### EXERCISE INPUTS:
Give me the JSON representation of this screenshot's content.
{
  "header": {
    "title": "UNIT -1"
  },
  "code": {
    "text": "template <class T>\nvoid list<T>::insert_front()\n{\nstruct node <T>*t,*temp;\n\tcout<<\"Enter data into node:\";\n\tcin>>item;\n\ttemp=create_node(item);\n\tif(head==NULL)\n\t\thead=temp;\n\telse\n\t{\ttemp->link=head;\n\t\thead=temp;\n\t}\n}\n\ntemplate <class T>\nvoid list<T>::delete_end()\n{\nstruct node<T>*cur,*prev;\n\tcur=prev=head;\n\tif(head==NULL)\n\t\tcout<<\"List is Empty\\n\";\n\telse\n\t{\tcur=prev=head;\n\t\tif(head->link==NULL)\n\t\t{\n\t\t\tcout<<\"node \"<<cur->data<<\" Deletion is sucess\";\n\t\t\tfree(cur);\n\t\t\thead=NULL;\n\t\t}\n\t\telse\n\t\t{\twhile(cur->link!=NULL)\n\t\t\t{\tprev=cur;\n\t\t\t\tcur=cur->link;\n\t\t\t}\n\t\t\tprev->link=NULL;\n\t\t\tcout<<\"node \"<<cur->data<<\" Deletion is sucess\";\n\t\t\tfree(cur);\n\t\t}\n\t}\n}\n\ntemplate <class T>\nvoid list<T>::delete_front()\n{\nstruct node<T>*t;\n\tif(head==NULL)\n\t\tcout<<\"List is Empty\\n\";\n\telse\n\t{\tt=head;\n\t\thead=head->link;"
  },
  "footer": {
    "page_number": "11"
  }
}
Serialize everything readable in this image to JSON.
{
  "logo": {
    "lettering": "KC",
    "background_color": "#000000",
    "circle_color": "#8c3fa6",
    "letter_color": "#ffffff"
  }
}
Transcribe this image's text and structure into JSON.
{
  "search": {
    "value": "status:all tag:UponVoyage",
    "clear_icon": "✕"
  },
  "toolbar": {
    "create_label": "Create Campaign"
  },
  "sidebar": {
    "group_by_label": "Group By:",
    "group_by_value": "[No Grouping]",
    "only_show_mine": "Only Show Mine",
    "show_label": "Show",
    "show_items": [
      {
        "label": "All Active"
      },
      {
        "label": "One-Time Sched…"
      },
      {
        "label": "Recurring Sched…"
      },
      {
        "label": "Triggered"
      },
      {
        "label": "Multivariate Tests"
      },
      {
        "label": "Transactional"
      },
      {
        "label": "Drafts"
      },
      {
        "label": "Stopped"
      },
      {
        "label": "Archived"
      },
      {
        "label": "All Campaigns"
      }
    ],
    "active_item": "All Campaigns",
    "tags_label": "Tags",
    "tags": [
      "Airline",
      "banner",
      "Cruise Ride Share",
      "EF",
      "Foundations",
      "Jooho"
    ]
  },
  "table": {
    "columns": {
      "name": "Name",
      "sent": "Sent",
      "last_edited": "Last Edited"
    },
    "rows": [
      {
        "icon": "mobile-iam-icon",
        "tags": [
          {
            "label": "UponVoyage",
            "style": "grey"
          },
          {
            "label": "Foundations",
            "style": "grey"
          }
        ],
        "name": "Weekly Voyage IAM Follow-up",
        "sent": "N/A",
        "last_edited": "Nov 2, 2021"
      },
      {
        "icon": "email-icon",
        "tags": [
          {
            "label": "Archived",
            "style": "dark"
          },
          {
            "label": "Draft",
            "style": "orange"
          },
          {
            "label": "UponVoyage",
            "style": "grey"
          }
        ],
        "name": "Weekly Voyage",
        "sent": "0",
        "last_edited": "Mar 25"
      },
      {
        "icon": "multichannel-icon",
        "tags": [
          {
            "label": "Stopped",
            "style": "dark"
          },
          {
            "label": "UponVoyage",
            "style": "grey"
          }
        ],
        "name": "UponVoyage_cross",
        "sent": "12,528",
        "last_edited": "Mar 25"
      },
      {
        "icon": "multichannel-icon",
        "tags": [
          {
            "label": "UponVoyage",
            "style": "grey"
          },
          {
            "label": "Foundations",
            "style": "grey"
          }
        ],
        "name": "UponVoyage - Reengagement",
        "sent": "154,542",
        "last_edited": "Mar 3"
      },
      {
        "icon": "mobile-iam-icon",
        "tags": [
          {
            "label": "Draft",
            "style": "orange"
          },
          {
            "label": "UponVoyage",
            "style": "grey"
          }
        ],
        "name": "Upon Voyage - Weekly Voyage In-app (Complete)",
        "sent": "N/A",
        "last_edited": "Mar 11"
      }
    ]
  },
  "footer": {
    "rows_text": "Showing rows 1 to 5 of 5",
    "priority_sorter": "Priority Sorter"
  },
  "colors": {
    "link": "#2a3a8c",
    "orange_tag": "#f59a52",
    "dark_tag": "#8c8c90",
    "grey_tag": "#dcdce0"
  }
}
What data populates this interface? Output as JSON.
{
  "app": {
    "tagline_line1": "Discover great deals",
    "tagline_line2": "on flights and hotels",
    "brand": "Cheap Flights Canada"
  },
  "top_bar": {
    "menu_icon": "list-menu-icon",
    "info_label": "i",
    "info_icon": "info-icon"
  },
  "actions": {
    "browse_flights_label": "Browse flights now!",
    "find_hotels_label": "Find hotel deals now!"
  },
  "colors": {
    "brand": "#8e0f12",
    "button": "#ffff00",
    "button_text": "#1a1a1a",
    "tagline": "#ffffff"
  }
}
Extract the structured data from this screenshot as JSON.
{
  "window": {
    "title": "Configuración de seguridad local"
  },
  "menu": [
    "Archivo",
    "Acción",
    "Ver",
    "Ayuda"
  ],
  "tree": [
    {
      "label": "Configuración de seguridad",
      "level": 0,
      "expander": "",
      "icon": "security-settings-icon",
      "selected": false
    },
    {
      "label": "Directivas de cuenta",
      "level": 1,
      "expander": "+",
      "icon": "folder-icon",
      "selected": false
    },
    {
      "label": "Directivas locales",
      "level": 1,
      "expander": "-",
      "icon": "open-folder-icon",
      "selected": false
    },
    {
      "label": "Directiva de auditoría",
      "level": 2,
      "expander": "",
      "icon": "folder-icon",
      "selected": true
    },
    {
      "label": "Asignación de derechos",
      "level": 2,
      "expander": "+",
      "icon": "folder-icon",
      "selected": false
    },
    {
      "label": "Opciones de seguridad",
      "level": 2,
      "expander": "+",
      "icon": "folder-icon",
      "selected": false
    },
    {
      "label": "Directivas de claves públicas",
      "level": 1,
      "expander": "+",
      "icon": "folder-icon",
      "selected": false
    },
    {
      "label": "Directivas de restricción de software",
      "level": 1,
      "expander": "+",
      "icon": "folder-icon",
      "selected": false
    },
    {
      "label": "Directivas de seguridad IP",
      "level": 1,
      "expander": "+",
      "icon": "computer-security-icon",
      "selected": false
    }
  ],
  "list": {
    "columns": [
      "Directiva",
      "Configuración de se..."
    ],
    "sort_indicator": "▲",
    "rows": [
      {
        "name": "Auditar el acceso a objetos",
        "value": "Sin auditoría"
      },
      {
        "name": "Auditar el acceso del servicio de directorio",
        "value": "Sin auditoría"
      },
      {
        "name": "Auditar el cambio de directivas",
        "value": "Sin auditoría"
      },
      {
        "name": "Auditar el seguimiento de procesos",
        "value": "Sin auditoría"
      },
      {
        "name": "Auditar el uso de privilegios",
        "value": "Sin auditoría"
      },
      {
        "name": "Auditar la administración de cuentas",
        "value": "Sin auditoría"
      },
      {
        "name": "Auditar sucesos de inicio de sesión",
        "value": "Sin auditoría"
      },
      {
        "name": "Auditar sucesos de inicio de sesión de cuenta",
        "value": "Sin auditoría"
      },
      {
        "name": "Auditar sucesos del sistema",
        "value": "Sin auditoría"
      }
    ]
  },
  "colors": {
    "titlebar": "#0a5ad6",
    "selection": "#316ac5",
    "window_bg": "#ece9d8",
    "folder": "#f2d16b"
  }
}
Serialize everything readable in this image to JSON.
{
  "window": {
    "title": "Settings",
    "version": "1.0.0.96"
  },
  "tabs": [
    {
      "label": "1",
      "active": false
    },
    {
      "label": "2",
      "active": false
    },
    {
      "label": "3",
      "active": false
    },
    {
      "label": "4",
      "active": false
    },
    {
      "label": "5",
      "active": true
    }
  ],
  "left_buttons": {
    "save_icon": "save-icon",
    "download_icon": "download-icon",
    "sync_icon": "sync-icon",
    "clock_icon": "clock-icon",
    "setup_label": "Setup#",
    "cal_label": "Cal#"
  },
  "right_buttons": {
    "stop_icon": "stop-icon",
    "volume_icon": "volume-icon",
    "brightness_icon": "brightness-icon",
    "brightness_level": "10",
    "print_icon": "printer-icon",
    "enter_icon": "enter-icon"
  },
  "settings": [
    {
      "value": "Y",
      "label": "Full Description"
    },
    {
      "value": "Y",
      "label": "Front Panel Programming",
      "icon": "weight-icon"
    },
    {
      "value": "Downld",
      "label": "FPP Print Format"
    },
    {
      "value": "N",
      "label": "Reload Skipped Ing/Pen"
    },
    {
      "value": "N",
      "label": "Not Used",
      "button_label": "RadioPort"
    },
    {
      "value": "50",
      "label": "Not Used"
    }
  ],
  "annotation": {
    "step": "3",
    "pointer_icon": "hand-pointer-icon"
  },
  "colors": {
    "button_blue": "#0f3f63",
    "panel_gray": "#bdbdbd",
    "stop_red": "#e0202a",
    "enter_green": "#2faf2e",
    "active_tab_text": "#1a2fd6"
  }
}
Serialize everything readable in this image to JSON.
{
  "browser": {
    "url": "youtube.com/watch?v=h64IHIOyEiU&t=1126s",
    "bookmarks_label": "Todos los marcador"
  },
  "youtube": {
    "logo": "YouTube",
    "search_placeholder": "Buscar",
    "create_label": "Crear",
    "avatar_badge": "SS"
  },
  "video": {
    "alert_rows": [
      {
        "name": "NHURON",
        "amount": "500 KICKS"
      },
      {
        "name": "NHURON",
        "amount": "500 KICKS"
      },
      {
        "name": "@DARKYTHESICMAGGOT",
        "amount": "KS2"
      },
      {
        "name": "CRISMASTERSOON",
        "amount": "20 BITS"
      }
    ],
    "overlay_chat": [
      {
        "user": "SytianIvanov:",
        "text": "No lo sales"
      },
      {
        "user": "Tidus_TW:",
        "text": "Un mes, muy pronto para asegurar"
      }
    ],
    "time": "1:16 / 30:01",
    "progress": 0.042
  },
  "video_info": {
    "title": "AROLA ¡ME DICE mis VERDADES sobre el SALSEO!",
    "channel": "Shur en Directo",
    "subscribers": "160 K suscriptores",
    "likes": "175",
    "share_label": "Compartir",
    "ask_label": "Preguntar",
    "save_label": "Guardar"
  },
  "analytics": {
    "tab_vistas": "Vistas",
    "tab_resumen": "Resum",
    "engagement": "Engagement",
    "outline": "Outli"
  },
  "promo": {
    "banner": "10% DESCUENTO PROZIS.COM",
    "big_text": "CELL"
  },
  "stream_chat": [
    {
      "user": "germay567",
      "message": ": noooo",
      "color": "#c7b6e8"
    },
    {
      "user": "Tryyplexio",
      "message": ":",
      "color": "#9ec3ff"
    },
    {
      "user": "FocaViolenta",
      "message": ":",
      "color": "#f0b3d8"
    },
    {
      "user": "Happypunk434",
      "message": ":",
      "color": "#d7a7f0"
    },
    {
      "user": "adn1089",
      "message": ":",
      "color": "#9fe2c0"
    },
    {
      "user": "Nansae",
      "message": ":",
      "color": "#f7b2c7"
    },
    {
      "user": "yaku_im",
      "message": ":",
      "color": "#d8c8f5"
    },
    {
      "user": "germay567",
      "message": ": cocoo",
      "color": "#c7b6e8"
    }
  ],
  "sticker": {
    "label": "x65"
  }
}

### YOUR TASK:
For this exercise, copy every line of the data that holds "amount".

### TASK ANSWER:
        "amount": "500 KICKS"
        "amount": "500 KICKS"
        "amount": "KS2"
        "amount": "20 BITS"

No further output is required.